44. Ibid., 312–315.↩
45. General Conference Bulletin, May 30, 1913, 195.↩
46. Ken McFarland, The Impossible Dream: Railway to the Moon, Loma Linda University, Loma Linda University Medical Center
(Nampa, ID: Pacific Press, 2005), 38–41; Schwarz and Greenleaf, Light Bearers, 287.↩
47. “Life Sketch of Sister E. G. White by Elder A. G. Daniells,” Advent Review and Sabbath Herald, August 8, 1915, 4–8.↩
48. Larry White, “Margaret W. Rowen, Prophetess of Reform and Doom,” Adventist Heritage 6, no. 1 (Summer 1979): 28–40.↩
49. McArthur, A. G. Daniells, 346–358.↩
50. Ibid., 359, 360.↩
51. Ibid., 362–367.↩
52. A. G. Daniells, A World in Perplexity (Mountain View, CA: Pacific Press, 1918), 98.↩
53. General Conference Bulletin, April 3, 1918, 39.↩
54. A. G. Daniells, “The Present World Situation and Its Call to the Church of Christ,” Advent Review and Sabbath Herald, January 2, 1919, 3.↩
55. “Report of Bible Conference,” August 1, 1919, 1256, General Conference Archives.↩
56. “Report of Bible Conference,” August 1, 1919, 1231–34, 1241..↩
57. McArthur, 399–400.↩

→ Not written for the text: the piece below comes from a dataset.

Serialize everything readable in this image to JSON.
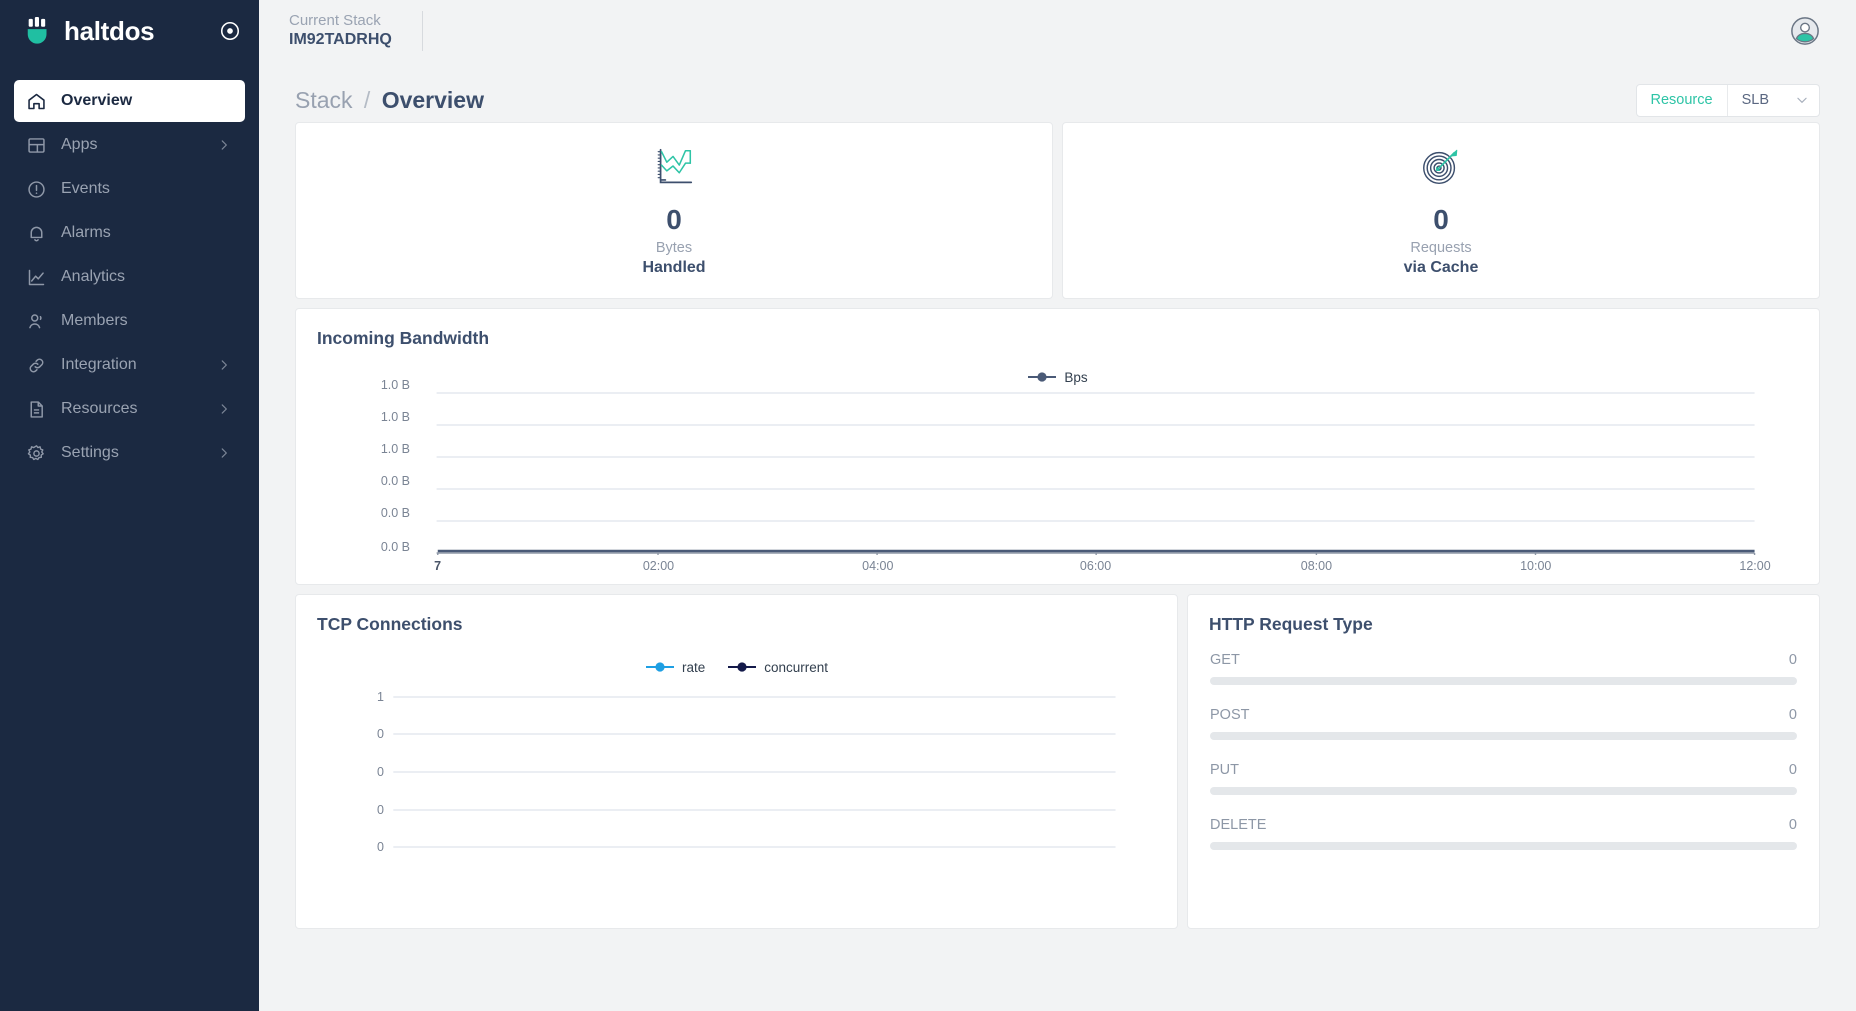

58. General Conference Bulletin, May 24, 1922, 228; “Adventists in Acrid Debate Change Leader,” San Francisco Chronicle, May 23, 1922, 9.↩
59. E. R. Palmer, “Intimate Glimpses of the Conference,” Advent Review and Sabbath Herald, June 8, 1922, 32.↩
60. McArthur, A. G. Daniells, 425–428.↩
61. Ibid., 422–425.↩
62. Paul McGraw and Gilbert Valentine, “Legacy,” in Ellen Harmon White: American Prophet, ed. Terrie Dopp Aamodt, Gary Land, and Ronald L. Numbers (New York: Oxford University Press, 2014), 305–321.↩
63. McArthur, A. G. Daniells, 432–435.↩
64. C. H. Watson to A. G. Daniells, letter, March 22, 1935, General Conference Archives.↩
65. A. G. Daniells, The Abiding Gift of Prophecy (Mountain View, CA: Pacific Press, 1935), 175, 176.↩
66. A. O. Tait to L. E. Froom, letter, April 15, 1935, General Conference Archives.↩
67. McArthur, A. G. Daniells, 445–447.↩